Amazon AWS, Verizon 5G Partnership for Mobile Edge Computing Raises Interoperability Questions – Telecompetitor

Cloud computing giant Amazon Web Services has launched AWS Wavelength, an edge computing offering for developers wanting to create applications that leverage the ultra-low latency of 5G wireless networks. AWS will connect with 5G networks from four wireless carriers worldwide initially, including Verizon.

As Amazon explains, AWS Wavelength is based on Wavelength Zones that embed AWS compute and storage services in data centers operated by communications service providers at the edge of the providers’ 5G networks, thereby supporting applications with “single-digit millisecond latencies.” According to an AWS Wavelength web page “application traffic can reach application servers running in Wavelength Zones without leaving the mobile network.”

For now, at least, Verizon is the only U.S. operator supporting AWS Wavelength. Vodaphone is also an AWS Wavelength mobile partner, focused on European markets.

Amazon said it will have more partners soon. That’s likely to be important moving forward, considering the tight coupling of 5G networks with edge computing, which would appear to challenge assumptions we have traditionally made about interoperability between carrier networks. More on that later in this post.

AWS Wavelength
While 5G networks are designed for lower latency in comparison with earlier-generation wireless, many of the applications foreseen for the technology require considerable computing power. Tapping the cloud for that power can minimize the cost and size of end user devices, but adds latency, especially if the cloud data center is in a remote location.

AWS Wavelength Diagram (Source: Amazon AWS)

The solution is to move the cloud closer to the end user – an approach known as edge computing that Verizon, AT&T and others already have been pursuing. AT&T has deals with Microsoft and IBM that are similar to Verizon’s with AWS.

“Select customers” are already piloting AWS Wavelength using Verizon’s 5G network in Chicago. The press release highlights two customers and how they are using low-latency and edge computing to create new applications.

Finnish company Varjo Technologies Oy is developing “human eye resolution technology” for virtual reality and augmented reality, which the company hopes to extend to 5G devices using AWS Wavelength.

“Simulating things at the same acuity you see in real life is a game changer compared to standard VR approaches,” said Niko Eiden, Vargo founder and CEO, in a press release.

Varjo’s technology is based on “millions of pixels of extremely high-resolution, uncompressed content,” he explained.

“Now, instead of having to develop expensive local computing services that would be impossible to run on a battery-operated device, we can use edge computing to scale . . . from thousands to hundreds of thousands of units,” Eiden added.

The other customer reference is Mapbox, which provides map technology underlying applications such as Weather.com, Facebook and the New York Times.

The company uses artificial intelligence to constantly update traffic and new streets – and as Mapbox co-founder and CEO Eric Gundersen explained “AWS Wavelength’s ultra-low-latency compute can help us process billions of sensor data updates into better maps by identifying new roads as they’re built, routing drivers around traffic jams and spotting road construction.”
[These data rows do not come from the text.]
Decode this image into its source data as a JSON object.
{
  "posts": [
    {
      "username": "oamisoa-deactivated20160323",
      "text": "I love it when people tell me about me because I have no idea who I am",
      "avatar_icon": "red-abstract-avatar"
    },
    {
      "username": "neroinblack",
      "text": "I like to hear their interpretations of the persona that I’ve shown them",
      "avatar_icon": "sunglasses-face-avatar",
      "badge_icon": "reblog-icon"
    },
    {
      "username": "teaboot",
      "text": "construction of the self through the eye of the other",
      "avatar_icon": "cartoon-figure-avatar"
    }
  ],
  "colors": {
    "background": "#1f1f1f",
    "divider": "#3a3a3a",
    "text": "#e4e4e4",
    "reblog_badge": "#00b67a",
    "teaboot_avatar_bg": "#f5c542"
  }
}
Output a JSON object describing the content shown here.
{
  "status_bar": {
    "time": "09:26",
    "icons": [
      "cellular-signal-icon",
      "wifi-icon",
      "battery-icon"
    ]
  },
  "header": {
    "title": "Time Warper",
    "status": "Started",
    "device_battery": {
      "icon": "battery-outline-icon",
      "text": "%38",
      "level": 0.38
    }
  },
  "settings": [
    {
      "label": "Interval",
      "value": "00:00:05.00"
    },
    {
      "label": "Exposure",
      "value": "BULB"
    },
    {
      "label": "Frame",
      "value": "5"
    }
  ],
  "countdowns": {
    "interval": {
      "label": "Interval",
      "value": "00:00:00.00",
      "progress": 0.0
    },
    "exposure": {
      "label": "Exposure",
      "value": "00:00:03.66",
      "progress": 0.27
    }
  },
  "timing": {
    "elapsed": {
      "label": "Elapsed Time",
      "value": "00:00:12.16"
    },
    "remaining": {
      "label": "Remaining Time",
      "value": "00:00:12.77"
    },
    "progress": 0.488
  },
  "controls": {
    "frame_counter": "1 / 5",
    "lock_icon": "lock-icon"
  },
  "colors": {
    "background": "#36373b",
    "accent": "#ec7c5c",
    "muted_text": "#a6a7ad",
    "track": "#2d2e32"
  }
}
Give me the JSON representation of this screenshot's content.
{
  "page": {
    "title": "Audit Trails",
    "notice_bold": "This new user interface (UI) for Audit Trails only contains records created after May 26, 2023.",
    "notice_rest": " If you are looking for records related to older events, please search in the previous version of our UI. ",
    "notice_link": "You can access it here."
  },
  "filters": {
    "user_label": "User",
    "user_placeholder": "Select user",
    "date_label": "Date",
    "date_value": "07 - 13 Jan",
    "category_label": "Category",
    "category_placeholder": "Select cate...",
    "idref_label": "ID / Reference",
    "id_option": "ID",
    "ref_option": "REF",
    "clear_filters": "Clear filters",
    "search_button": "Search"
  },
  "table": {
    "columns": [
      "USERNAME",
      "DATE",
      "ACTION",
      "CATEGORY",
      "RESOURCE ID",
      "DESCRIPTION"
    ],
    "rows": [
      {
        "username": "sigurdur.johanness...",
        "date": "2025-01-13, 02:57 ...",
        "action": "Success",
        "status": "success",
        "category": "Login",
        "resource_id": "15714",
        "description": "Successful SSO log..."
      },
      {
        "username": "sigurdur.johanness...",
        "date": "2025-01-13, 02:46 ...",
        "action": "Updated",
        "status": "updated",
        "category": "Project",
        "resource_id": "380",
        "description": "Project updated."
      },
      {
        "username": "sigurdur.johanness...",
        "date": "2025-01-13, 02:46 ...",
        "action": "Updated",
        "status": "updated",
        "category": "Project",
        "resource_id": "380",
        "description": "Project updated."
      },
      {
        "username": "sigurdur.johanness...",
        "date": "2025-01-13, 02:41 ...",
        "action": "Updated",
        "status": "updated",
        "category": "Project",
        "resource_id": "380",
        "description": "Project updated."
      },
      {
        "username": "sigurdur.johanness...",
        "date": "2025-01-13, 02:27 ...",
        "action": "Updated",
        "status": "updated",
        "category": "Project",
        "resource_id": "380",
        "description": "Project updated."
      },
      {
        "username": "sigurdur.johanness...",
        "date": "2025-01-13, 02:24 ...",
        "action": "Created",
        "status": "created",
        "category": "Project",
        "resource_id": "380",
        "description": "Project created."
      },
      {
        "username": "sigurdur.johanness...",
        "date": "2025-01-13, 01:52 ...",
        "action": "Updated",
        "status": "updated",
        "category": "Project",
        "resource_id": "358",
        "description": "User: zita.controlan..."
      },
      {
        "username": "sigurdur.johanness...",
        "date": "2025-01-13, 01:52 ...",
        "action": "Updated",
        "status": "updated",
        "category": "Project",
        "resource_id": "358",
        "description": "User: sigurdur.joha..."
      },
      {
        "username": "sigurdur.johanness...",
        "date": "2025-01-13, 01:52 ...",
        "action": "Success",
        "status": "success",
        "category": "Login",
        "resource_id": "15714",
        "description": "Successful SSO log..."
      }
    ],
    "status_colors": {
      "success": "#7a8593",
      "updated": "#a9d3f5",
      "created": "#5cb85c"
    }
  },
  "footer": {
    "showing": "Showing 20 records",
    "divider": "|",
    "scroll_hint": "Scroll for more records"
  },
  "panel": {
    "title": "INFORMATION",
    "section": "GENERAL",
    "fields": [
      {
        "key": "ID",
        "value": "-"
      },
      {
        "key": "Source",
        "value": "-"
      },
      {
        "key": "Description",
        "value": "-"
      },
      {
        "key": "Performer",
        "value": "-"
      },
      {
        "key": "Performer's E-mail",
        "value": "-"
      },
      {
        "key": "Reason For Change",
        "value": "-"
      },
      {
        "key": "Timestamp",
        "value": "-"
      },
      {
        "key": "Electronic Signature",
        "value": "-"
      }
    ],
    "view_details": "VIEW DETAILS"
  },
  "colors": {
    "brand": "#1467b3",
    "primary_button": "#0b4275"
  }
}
He added that AWS Wavelength can reduce refresh times from minutes to seconds, providing “a truly living map.”

Verizon also mentioned potential AWS Wavelength powered applications for its NFL in-stadium 5G experience in a press release

Interoperability Questions
The tight coupling of 5G networks with edge computing raises interesting interoperability questions. For now, at least, it appears that a U.S. end user wanting to use an application that relies on a Wavelength Zone would have to be a Verizon customer with a Verizon device. That’s not how we usually think about “the cloud,” which today can be accessed from a wide range of devices over a wide range of connectivity providers.

For applications requiring dedicated devices and dedicated wireless plans, such as connected cars, this won’t matter much. But it would appear to raise challenges for smartphone-based applications. Does an application provider really want an app that requires the end user to purchase service from a specific provider?

Eventually I would expect AWS to strike deals with all major carriers as they deploy 5G and edge computing, but that will mean a huge investment as developers make their applications available from all carriers all over.

Long term, I expect we will see some sharing of edge computing resources – edge data centers that can support more than one carrier.

It’s an exciting area and one Telecompetitor will be covering closely moving forward.

This UrIoTNews article is syndicated fromGoogle News